Article Text

other Versions

Download PDFPDF
Septal ablation for hypertrophic cardiomyopathy: outcomes in the past, the present and the future
  1. Robbert Steggerda1,
  2. Jurriën ten Berg2
  1. 1Department of Cardiology, Martini Hospital, Groningen, The Netherlands
  2. 2Department of Cardiology, St Antonius Hospital, Nieuwegein, The Netherlands
  1. Correspondence to Dr Robbert Steggerda, Department of Cardiology, Martini Hospital, Van Swietenplein 1, Groningen, Groningen 9728NT, The Netherlands; r.c.steggerda{at}

Statistics from

Request Permissions

If you wish to reuse any or all of this article please use the link below which will take you to the Copyright Clearance Center’s RightsLink service. You will be able to get a quick price and instant permission to reuse the content in many different ways.

The first descriptions of alcohol septal ablation (ASA) arose around 1994–1995. Based on the findings of a gradient reduction during temporary balloon occlusion of the first septal branch, combined with the long-lasting experience of transcoronary injection of ethanol for cardiac arrhythmia, this method was further developed.

During the first procedures, an inflated balloon was temporarily placed in the first septal branch to induce ischaemia. Simultaneous pressure recordings with a catheter in the left ventricle and the aorta were used to observe a reduction of at least 30% of the gradient. When a pressure drop was observed, 96% of ethanol (average 4–6 mL) was injected through the balloon catheter in order to induce a sustained reduction of the gradient.

The first reported periprocedural mortality rate in 62 patients was 4%, and permanent pacemaker (PM) implantation was necessary in 38% of all patients. The potential risk of ventricular rhythm disturbances was recognised from the inception of the ASA procedure. An extensive study was published in 1999 by Gietzen et al, including electrophysiological testing and a pathoanatomical study. Surprisingly, electrophysiological induction of sustained ventricular tachycardia (VT) occurred only in 2.6% of patients after the ASA procedure. This was much lower than the 20%–34% reported inducible sustained VT after myocardial infarction. The histological pattern of the alcohol-induced scar showed a different pattern as compared with the one known after myocardial infarction. ‘A well-defined area, characterized by a homogeneous necrosis with contracted fibers encircled by a sharply demarcated scar’ was thus seen in deceased ASA patients.1 This was thought to be the reason why patients after ASA …

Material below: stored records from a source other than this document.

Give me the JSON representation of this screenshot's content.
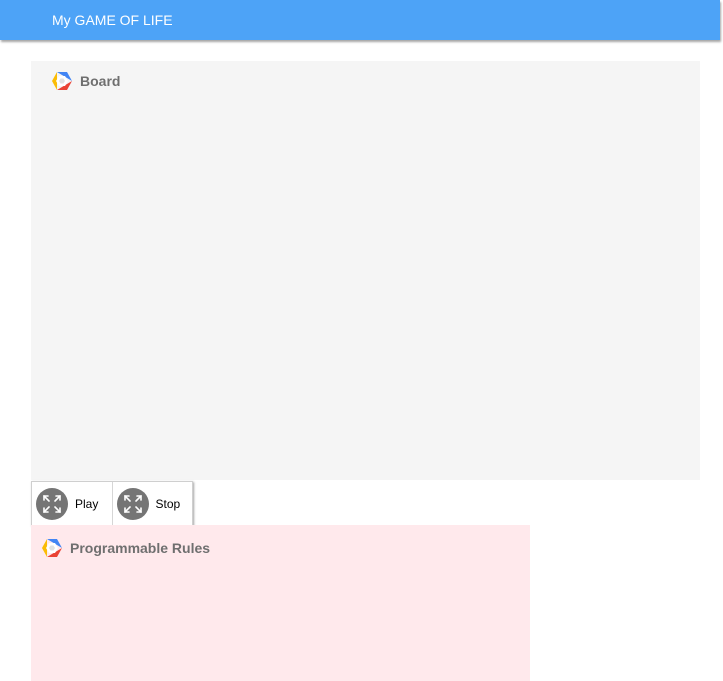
{
  "header": {
    "title": "My GAME OF LIFE"
  },
  "board_panel": {
    "title": "Board",
    "icon": "google-cloud-hexagon-icon"
  },
  "controls": {
    "play_label": "Play",
    "stop_label": "Stop",
    "icon": "expand-arrows-icon"
  },
  "rules_panel": {
    "title": "Programmable Rules",
    "icon": "google-cloud-hexagon-icon"
  },
  "colors": {
    "header_bg": "#4da3f7",
    "board_bg": "#f5f5f5",
    "rules_bg": "#ffe9ec",
    "control_icon_bg": "#757575"
  }
}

View Full Text


  • Contributors The article was written by RS in collaboration with JtB.

  • Competing interests None declared.

  • Provenance and peer review Commissioned; internally peer reviewed.

Linked Articles